Forrester Backs Proposal to Make N.H. GOP Chair a Paid Position
Former state Senator Jeanie Forrester is poised to become the next chair of the state Republican Party.
The Meredith Republican is the only candidate running to replace outgoing chair Jennifer Horn at Saturday’s annual party meeting in Derry.
Forrester is a three-term state Senator and also ran for governor last year. She spoke to NHPR’s Morning Edition heading into this weekend’s vote.
Last November’s election was good for Republicans when it comes to the Statehouse – first GOP governor elected in more than a decade, control of both chambers. But you also now have an entirely Democratic Congressional delegation. How do you translate the success you saw in state races to Congressional seats?
I think there was a great focus with the New Hampshire GOP mostly on state races. Going into the next election, 2018, we are going to actively pay attention to the federal races, and try to pick up at least one seat if not both seats. And that means finding good candidates. That means doing a lot of fundraising so that we can put those resources, both human and financial, towards the candidates who are going to run in those races.
The current chair Jennifer Horn faced backlash during the primary process when she publicly criticized some of Donald Trump’s comments. She called Trump’s proposal to ban all Muslims un-American, for example. Many in the party called on her to resign.
Was Jennifer Horn wrong to come out the way she did against some of Trump’s comments?
I’m not here to really comment on Jennifer Horn. I think for myself, as the party chair I’m going to support the platform, support Republicans here in the state of New Hampshire, and of course support our president. We’re not always going to agree on all things. I didn’t agree obviously in the gubernatorial race with some of the positions that now Governor Sununu took, or for that matter, the other two candidates. But we have to figure out how we come together, what are the things that we can agree upon and work together and move forward.
You’ve been endorsed by Governor Chris Sununu, but last year’s primary did expose some pretty clear differences between you and the governor.
For example, you were highly critical of his vote while on the Executive Council for a state contract with Planned Parenthood. As party chair, will you be willing to call out Sununu when you disagree with him?
Governor Sununu and I have discussed this because we do disagree on issues when it comes to life, when it comes to Northern Pass. When I accepted this idea of running for this position, our conversation was one that he acknowledged, we both acknowledged that we were going to disagree, and that I am going to support the party platform.
There are now calls from President Trump for an investigation into what he says has been widespread voter fraud. Governor Sununu has said he’s in favor of reviewing voter regulations here in the Granite State. Do you see this as an issue?

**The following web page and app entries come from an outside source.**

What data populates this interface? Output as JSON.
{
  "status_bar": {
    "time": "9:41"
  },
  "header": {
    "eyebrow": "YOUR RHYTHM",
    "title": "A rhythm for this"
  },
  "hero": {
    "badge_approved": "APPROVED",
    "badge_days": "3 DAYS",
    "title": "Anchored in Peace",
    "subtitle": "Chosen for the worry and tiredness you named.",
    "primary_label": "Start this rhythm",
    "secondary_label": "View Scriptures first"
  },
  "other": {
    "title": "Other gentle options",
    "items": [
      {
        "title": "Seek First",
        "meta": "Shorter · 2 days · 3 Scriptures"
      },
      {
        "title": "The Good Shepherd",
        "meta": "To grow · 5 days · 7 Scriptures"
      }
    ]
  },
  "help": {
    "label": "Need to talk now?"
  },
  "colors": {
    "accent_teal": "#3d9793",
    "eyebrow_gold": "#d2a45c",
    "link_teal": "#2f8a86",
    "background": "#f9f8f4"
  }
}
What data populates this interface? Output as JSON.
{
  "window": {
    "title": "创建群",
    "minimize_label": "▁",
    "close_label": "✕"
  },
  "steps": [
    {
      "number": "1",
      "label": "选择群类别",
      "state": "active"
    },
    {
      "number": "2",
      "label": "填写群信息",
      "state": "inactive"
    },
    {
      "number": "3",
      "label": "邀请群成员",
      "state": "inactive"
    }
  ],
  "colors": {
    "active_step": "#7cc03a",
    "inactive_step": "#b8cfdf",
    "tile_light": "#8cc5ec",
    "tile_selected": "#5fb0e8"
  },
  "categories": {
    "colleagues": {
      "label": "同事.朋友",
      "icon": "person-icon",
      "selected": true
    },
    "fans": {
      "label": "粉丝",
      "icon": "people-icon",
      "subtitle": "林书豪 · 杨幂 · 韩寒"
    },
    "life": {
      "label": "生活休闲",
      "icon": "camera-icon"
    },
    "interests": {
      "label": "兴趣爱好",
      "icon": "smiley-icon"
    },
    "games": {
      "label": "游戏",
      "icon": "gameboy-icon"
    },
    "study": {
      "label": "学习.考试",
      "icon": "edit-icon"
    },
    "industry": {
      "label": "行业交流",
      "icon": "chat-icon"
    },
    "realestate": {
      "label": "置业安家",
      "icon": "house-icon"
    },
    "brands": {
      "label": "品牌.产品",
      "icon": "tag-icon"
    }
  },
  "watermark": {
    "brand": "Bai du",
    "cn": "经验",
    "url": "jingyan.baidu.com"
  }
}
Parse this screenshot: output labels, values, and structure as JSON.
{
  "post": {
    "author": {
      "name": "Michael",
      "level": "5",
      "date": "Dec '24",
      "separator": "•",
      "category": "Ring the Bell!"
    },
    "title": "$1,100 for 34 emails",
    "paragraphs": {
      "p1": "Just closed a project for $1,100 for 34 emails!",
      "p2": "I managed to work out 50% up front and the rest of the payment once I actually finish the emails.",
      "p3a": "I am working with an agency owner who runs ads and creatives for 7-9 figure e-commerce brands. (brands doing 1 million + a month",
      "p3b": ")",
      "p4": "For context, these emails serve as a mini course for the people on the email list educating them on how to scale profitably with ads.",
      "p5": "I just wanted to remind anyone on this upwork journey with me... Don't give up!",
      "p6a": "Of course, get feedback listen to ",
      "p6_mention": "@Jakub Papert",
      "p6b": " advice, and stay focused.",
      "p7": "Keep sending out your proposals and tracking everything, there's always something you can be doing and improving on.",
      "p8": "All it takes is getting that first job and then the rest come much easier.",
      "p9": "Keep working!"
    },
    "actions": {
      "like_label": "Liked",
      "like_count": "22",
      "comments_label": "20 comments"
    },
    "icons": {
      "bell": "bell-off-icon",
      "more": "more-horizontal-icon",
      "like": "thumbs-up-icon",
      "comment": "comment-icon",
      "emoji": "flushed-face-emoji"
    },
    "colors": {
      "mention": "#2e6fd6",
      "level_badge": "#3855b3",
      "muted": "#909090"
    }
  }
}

I think that’s a good thing. Whenever we can help address issues that are of concern – you know, voting is one of your most precious rights – and when there is a concern, even by minority; there have been some who said it’s just a minority group of people who are pushing this agenda, but if you look across the spectrum of things that have happened in this country and in this state, we are about helping those minorities have a voice and there is a concern about voter fraud here in the state of New Hampshire and across the country. What I’ve heard recently is that the president’s spokesman said they were going to look at a study to see if this is happening and I think that’s a good thing. Transparency, sunlight is good for everyone. And then that will instill trust that the system is working the way it should be working.
But is there any evidence of widespread voter fraud here in the Granite State? There have been a handful of cases over the years, but is there evidence of this?
I know the time I was in the Senate, there were situations where people were in the state voting that perhaps should not have been voting in the state. I can tell you during the campaign when I stood at the polls in the general election and seeing cars drive up with Massachusetts plates or other out-of-state plates voting, it causes concern. Maybe it’s nothing, I don’t know, but I believe it’s something we need to look into.
Looking ahead to this weekend, there’s a proposal to have the party chair be a paid position. Would you be in support of that?
I would be in support of that. I’ve said that I’m 100 percent committed to this position. My goal going into this is to really run this like a business. This is a business. We’re in the business of getting Republicans elected here in the state of New Hampshire and on a federal level. And certainly when you have a paid position, you can focus more time on that and view it as a business.